***** Recorded information
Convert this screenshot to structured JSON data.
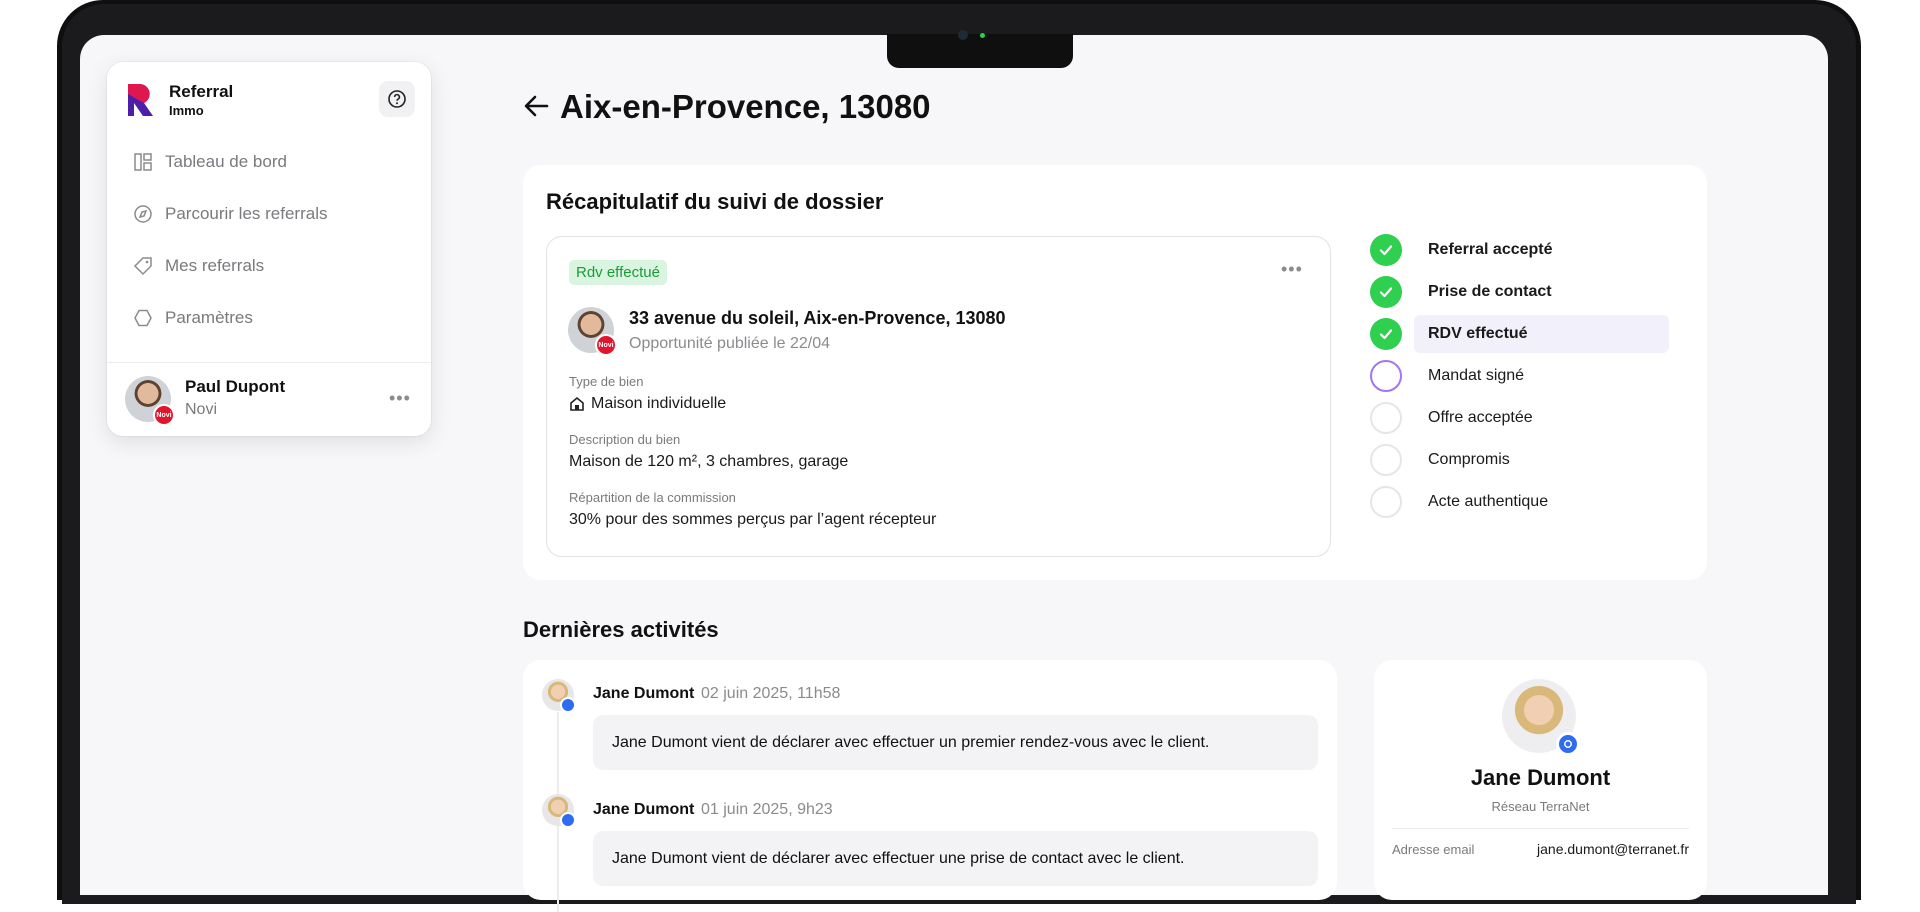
{
  "brand": {
    "name": "Referral",
    "sub": "Immo"
  },
  "nav": [
    {
      "label": "Tableau de bord",
      "icon": "dashboard-icon"
    },
    {
      "label": "Parcourir les referrals",
      "icon": "compass-icon"
    },
    {
      "label": "Mes referrals",
      "icon": "tag-icon"
    },
    {
      "label": "Paramètres",
      "icon": "hexagon-icon"
    }
  ],
  "user": {
    "name": "Paul Dupont",
    "org": "Novi",
    "badge": "Novi"
  },
  "page": {
    "title": "Aix-en-Provence, 13080"
  },
  "recap": {
    "title": "Récapitulatif du suivi de dossier",
    "status": "Rdv effectué",
    "address": "33 avenue du soleil, Aix-en-Provence, 13080",
    "published": "Opportunité publiée le 22/04",
    "fields": [
      {
        "label": "Type de bien",
        "value": "Maison individuelle"
      },
      {
        "label": "Description du bien",
        "value": "Maison de 120 m², 3 chambres, garage"
      },
      {
        "label": "Répartition de la commission",
        "value": "30% pour des sommes perçus par l’agent récepteur"
      }
    ],
    "steps": [
      {
        "label": "Referral accepté",
        "state": "done"
      },
      {
        "label": "Prise de contact",
        "state": "done"
      },
      {
        "label": "RDV effectué",
        "state": "done"
      },
      {
        "label": "Mandat signé",
        "state": "current"
      },
      {
        "label": "Offre acceptée",
        "state": "todo"
      },
      {
        "label": "Compromis",
        "state": "todo"
      },
      {
        "label": "Acte authentique",
        "state": "todo"
      }
    ]
  },
  "activities": {
    "title": "Dernières activités",
    "items": [
      {
        "author": "Jane Dumont",
        "date": "02 juin 2025, 11h58",
        "message": "Jane Dumont vient de déclarer avec effectuer un premier rendez-vous avec le client."
      },
      {
        "author": "Jane Dumont",
        "date": "01 juin 2025, 9h23",
        "message": "Jane Dumont vient de déclarer avec effectuer une prise de contact avec le client."
      }
    ]
  },
  "contact": {
    "name": "Jane Dumont",
    "network": "Réseau TerraNet",
    "email_label": "Adresse email",
    "email": "jane.dumont@terranet.fr"
  },
  "colors": {
    "accent": "#a276f2",
    "success": "#2fcf4f",
    "danger": "#e1162e",
    "brand": "#2d6cf0"
  }
}
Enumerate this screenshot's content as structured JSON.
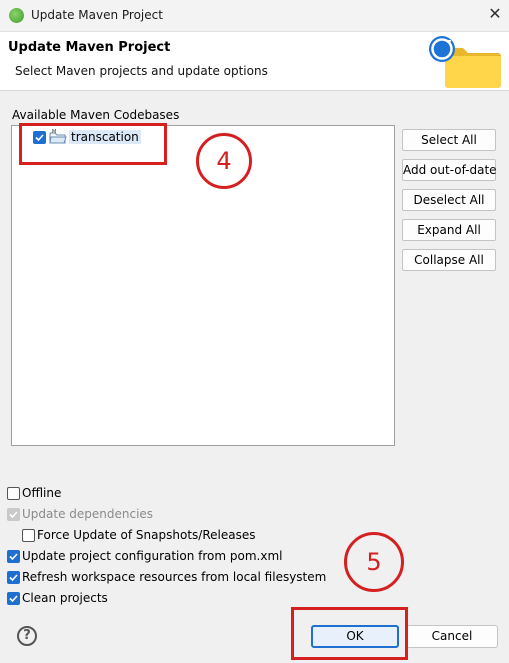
{
  "window": {
    "title": "Update Maven Project",
    "close_glyph": "✕"
  },
  "header": {
    "title": "Update Maven Project",
    "description": "Select Maven projects and update options",
    "icon": "update-folder-icon"
  },
  "codebases": {
    "label": "Available Maven Codebases",
    "items": [
      {
        "label": "transcation",
        "checked": true,
        "icon": "maven-project-folder-icon"
      }
    ]
  },
  "side_buttons": {
    "select_all": "Select All",
    "add_out_of_date": "Add out-of-date",
    "deselect_all": "Deselect All",
    "expand_all": "Expand All",
    "collapse_all": "Collapse All"
  },
  "options": {
    "offline": {
      "label": "Offline",
      "checked": false
    },
    "update_dependencies": {
      "label": "Update dependencies",
      "checked": true,
      "disabled": true
    },
    "force_update": {
      "label": "Force Update of Snapshots/Releases",
      "checked": false
    },
    "update_config": {
      "label": "Update project configuration from pom.xml",
      "checked": true
    },
    "refresh_workspace": {
      "label": "Refresh workspace resources from local filesystem",
      "checked": true
    },
    "clean_projects": {
      "label": "Clean projects",
      "checked": true
    }
  },
  "footer": {
    "help_glyph": "?",
    "ok_label": "OK",
    "cancel_label": "Cancel"
  },
  "annotations": {
    "step_a": "4",
    "step_b": "5",
    "color": "#d42020"
  }
}
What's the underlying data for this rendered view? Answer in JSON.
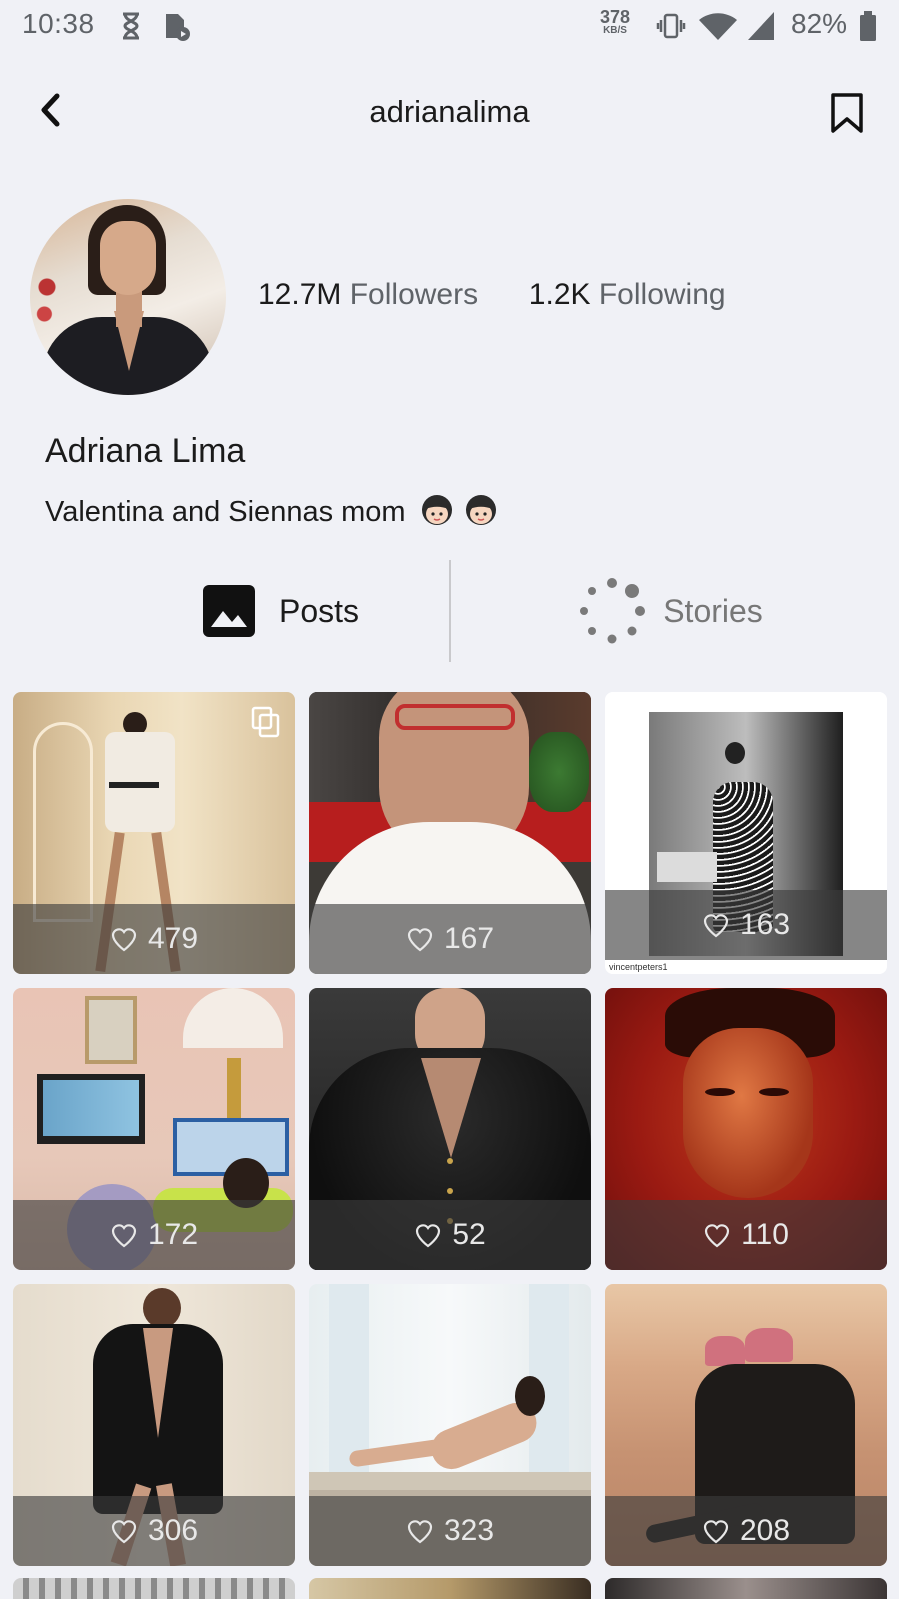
{
  "status_bar": {
    "time": "10:38",
    "net_speed": "378",
    "net_unit": "KB/S",
    "battery": "82%",
    "icons": [
      "hourglass-icon",
      "app-notification-icon",
      "vibrate-icon",
      "wifi-icon",
      "signal-icon",
      "battery-icon"
    ]
  },
  "header": {
    "title": "adrianalima",
    "back_icon": "chevron-left-icon",
    "bookmark_icon": "bookmark-icon"
  },
  "profile": {
    "followers_count": "12.7M",
    "followers_label": "Followers",
    "following_count": "1.2K",
    "following_label": "Following",
    "name": "Adriana Lima",
    "bio": "Valentina and Siennas mom"
  },
  "tabs": [
    {
      "label": "Posts",
      "icon": "image-icon",
      "active": true
    },
    {
      "label": "Stories",
      "icon": "loading-dots-icon",
      "active": false
    }
  ],
  "posts": [
    {
      "likes": "479",
      "multi": true
    },
    {
      "likes": "167"
    },
    {
      "likes": "163",
      "credit": "vincentpeters1"
    },
    {
      "likes": "172"
    },
    {
      "likes": "52"
    },
    {
      "likes": "110"
    },
    {
      "likes": "306"
    },
    {
      "likes": "323"
    },
    {
      "likes": "208"
    }
  ]
}
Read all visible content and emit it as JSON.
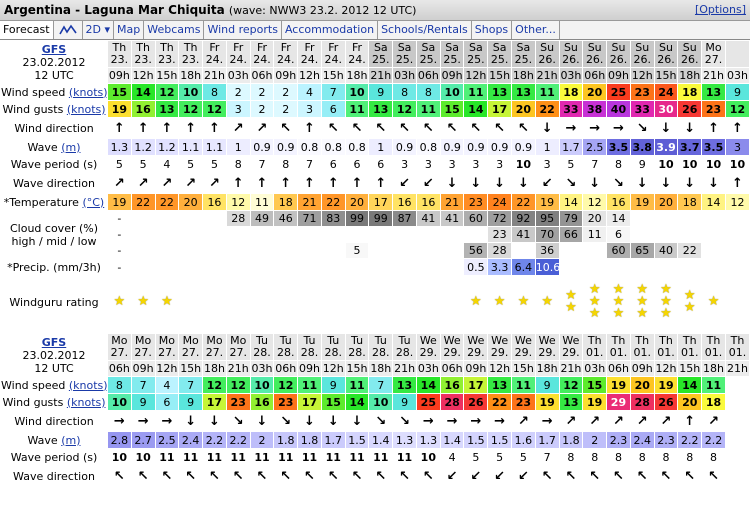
{
  "header": {
    "title": "Argentina - Laguna Mar Chiquita",
    "subtitle": "(wave: NWW3 23.2. 2012 12 UTC)",
    "options": "[Options]"
  },
  "tabs": [
    {
      "label": "Forecast"
    },
    {
      "label": "2D ▾"
    },
    {
      "label": "Map"
    },
    {
      "label": "Webcams"
    },
    {
      "label": "Wind reports"
    },
    {
      "label": "Accommodation"
    },
    {
      "label": "Schools/Rentals"
    },
    {
      "label": "Shops"
    },
    {
      "label": "Other..."
    }
  ],
  "colors": {
    "link": "#1a3aa8"
  },
  "blocks": [
    {
      "model": "GFS",
      "date": "23.02.2012",
      "utc": "12 UTC",
      "days": [
        "Th 23.",
        "Th 23.",
        "Th 23.",
        "Th 23.",
        "Fr 24.",
        "Fr 24.",
        "Fr 24.",
        "Fr 24.",
        "Fr 24.",
        "Fr 24.",
        "Fr 24.",
        "Sa 25.",
        "Sa 25.",
        "Sa 25.",
        "Sa 25.",
        "Sa 25.",
        "Sa 25.",
        "Sa 25.",
        "Su 26.",
        "Su 26.",
        "Su 26.",
        "Su 26.",
        "Su 26.",
        "Su 26.",
        "Su 26.",
        "Mo 27."
      ],
      "hours": [
        "09h",
        "12h",
        "15h",
        "18h",
        "21h",
        "03h",
        "06h",
        "09h",
        "12h",
        "15h",
        "18h",
        "21h",
        "03h",
        "06h",
        "09h",
        "12h",
        "15h",
        "18h",
        "21h",
        "03h",
        "06h",
        "09h",
        "12h",
        "15h",
        "18h",
        "21h",
        "03h"
      ],
      "labels": {
        "speed": "Wind speed",
        "gusts": "Wind gusts",
        "units": "(knots)",
        "winddir": "Wind direction",
        "wave": "Wave",
        "wave_unit": "(m)",
        "period": "Wave period (s)",
        "wavedir": "Wave direction",
        "temp": "*Temperature",
        "temp_unit": "(°C)",
        "cloud1": "Cloud cover (%)",
        "cloud2": "high / mid / low",
        "precip": "*Precip. (mm/3h)",
        "rating": "Windguru rating"
      },
      "speed": [
        "15",
        "14",
        "12",
        "10",
        "8",
        "2",
        "2",
        "2",
        "4",
        "7",
        "10",
        "9",
        "8",
        "8",
        "10",
        "11",
        "13",
        "13",
        "11",
        "18",
        "20",
        "25",
        "23",
        "24",
        "18",
        "13",
        "9"
      ],
      "gusts": [
        "19",
        "16",
        "13",
        "12",
        "12",
        "3",
        "2",
        "2",
        "3",
        "6",
        "11",
        "13",
        "12",
        "11",
        "15",
        "14",
        "17",
        "20",
        "22",
        "33",
        "38",
        "40",
        "33",
        "30",
        "26",
        "23",
        "12"
      ],
      "winddir": [
        "↑",
        "↑",
        "↑",
        "↑",
        "↑",
        "↗",
        "↗",
        "↖",
        "↑",
        "↖",
        "↖",
        "↖",
        "↖",
        "↖",
        "↖",
        "↖",
        "↖",
        "↖",
        "↓",
        "→",
        "→",
        "→",
        "↘",
        "↓",
        "↓",
        "↑",
        "↑"
      ],
      "wave": [
        "1.3",
        "1.2",
        "1.2",
        "1.1",
        "1.1",
        "1",
        "0.9",
        "0.9",
        "0.8",
        "0.8",
        "0.8",
        "1",
        "0.9",
        "0.8",
        "0.9",
        "0.9",
        "0.9",
        "0.9",
        "1",
        "1.7",
        "2.5",
        "3.5",
        "3.8",
        "3.9",
        "3.7",
        "3.5",
        "3"
      ],
      "period": [
        "5",
        "5",
        "4",
        "5",
        "5",
        "8",
        "7",
        "8",
        "7",
        "6",
        "6",
        "6",
        "3",
        "3",
        "3",
        "3",
        "3",
        "10",
        "3",
        "5",
        "7",
        "8",
        "9",
        "10",
        "10",
        "10",
        "10"
      ],
      "wavedir": [
        "↗",
        "↗",
        "↗",
        "↗",
        "↗",
        "↑",
        "↑",
        "↑",
        "↑",
        "↑",
        "↑",
        "↑",
        "↙",
        "↙",
        "↓",
        "↓",
        "↓",
        "↓",
        "↙",
        "↘",
        "↓",
        "↘",
        "↓",
        "↓",
        "↓",
        "↓",
        "↑"
      ],
      "temp": [
        "19",
        "22",
        "22",
        "20",
        "16",
        "12",
        "11",
        "18",
        "21",
        "22",
        "20",
        "17",
        "16",
        "16",
        "21",
        "23",
        "24",
        "22",
        "19",
        "14",
        "12",
        "16",
        "19",
        "20",
        "18",
        "14",
        "12"
      ],
      "cloud_high": [
        "-",
        "",
        "",
        "",
        "",
        "28",
        "49",
        "46",
        "71",
        "83",
        "99",
        "99",
        "87",
        "41",
        "41",
        "60",
        "72",
        "92",
        "95",
        "79",
        "20",
        "14",
        "",
        "",
        "",
        "",
        ""
      ],
      "cloud_mid": [
        "-",
        "",
        "",
        "",
        "",
        "",
        "",
        "",
        "",
        "",
        "",
        "",
        "",
        "",
        "",
        "",
        "23",
        "41",
        "70",
        "66",
        "11",
        "6",
        "",
        "",
        "",
        "",
        ""
      ],
      "cloud_low": [
        "-",
        "",
        "",
        "",
        "",
        "",
        "",
        "",
        "",
        "",
        "5",
        "",
        "",
        "",
        "",
        "56",
        "28",
        "",
        "36",
        "",
        "",
        "60",
        "65",
        "40",
        "22",
        "",
        ""
      ],
      "precip": [
        "-",
        "",
        "",
        "",
        "",
        "",
        "",
        "",
        "",
        "",
        "",
        "",
        "",
        "",
        "",
        "0.5",
        "3.3",
        "6.4",
        "10.6",
        "",
        "",
        "",
        "",
        "",
        "",
        "",
        ""
      ],
      "rating": [
        1,
        1,
        1,
        0,
        0,
        0,
        0,
        0,
        0,
        0,
        0,
        0,
        0,
        0,
        0,
        1,
        1,
        1,
        1,
        2,
        3,
        3,
        3,
        3,
        2,
        1,
        0
      ]
    },
    {
      "model": "GFS",
      "date": "23.02.2012",
      "utc": "12 UTC",
      "days": [
        "Mo 27.",
        "Mo 27.",
        "Mo 27.",
        "Mo 27.",
        "Mo 27.",
        "Mo 27.",
        "Tu 28.",
        "Tu 28.",
        "Tu 28.",
        "Tu 28.",
        "Tu 28.",
        "Tu 28.",
        "Tu 28.",
        "We 29.",
        "We 29.",
        "We 29.",
        "We 29.",
        "We 29.",
        "We 29.",
        "We 29.",
        "Th 01.",
        "Th 01.",
        "Th 01.",
        "Th 01.",
        "Th 01.",
        "Th 01.",
        "Th 01."
      ],
      "hours": [
        "06h",
        "09h",
        "12h",
        "15h",
        "18h",
        "21h",
        "03h",
        "06h",
        "09h",
        "12h",
        "15h",
        "18h",
        "21h",
        "03h",
        "06h",
        "09h",
        "12h",
        "15h",
        "18h",
        "21h",
        "03h",
        "06h",
        "09h",
        "12h",
        "15h",
        "18h",
        "21h"
      ],
      "labels": {
        "speed": "Wind speed",
        "gusts": "Wind gusts",
        "units": "(knots)",
        "winddir": "Wind direction",
        "wave": "Wave",
        "wave_unit": "(m)",
        "period": "Wave period (s)",
        "wavedir": "Wave direction"
      },
      "speed": [
        "8",
        "7",
        "4",
        "7",
        "12",
        "12",
        "10",
        "12",
        "11",
        "9",
        "11",
        "7",
        "13",
        "14",
        "16",
        "17",
        "13",
        "11",
        "9",
        "12",
        "15",
        "19",
        "20",
        "19",
        "14",
        "11",
        ""
      ],
      "gusts": [
        "10",
        "9",
        "6",
        "9",
        "17",
        "23",
        "16",
        "23",
        "17",
        "15",
        "14",
        "10",
        "9",
        "25",
        "28",
        "26",
        "22",
        "23",
        "19",
        "13",
        "19",
        "29",
        "28",
        "26",
        "20",
        "18",
        ""
      ],
      "winddir": [
        "→",
        "→",
        "→",
        "↓",
        "↓",
        "↘",
        "↓",
        "↘",
        "↓",
        "↓",
        "↓",
        "↘",
        "↘",
        "→",
        "→",
        "→",
        "→",
        "↗",
        "→",
        "↗",
        "↗",
        "↗",
        "↗",
        "↗",
        "↑",
        "↗",
        ""
      ],
      "wave": [
        "2.8",
        "2.7",
        "2.5",
        "2.4",
        "2.2",
        "2.2",
        "2",
        "1.8",
        "1.8",
        "1.7",
        "1.5",
        "1.4",
        "1.3",
        "1.3",
        "1.4",
        "1.5",
        "1.5",
        "1.6",
        "1.7",
        "1.8",
        "2",
        "2.3",
        "2.4",
        "2.3",
        "2.2",
        "2.2",
        ""
      ],
      "period": [
        "10",
        "10",
        "11",
        "11",
        "11",
        "11",
        "11",
        "11",
        "11",
        "11",
        "11",
        "11",
        "11",
        "10",
        "4",
        "5",
        "5",
        "5",
        "7",
        "8",
        "8",
        "8",
        "8",
        "8",
        "8",
        "8",
        ""
      ],
      "wavedir": [
        "↖",
        "↖",
        "↖",
        "↖",
        "↖",
        "↖",
        "↖",
        "↖",
        "↖",
        "↖",
        "↖",
        "↖",
        "↖",
        "↖",
        "↙",
        "↙",
        "↙",
        "↙",
        "↖",
        "↖",
        "↖",
        "↖",
        "↖",
        "↖",
        "↖",
        "↖",
        ""
      ]
    }
  ]
}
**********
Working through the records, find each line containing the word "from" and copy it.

Exercise result
      "label": "Update project configuration from pom.xml",
      "label": "Refresh workspace resources from local filesystem",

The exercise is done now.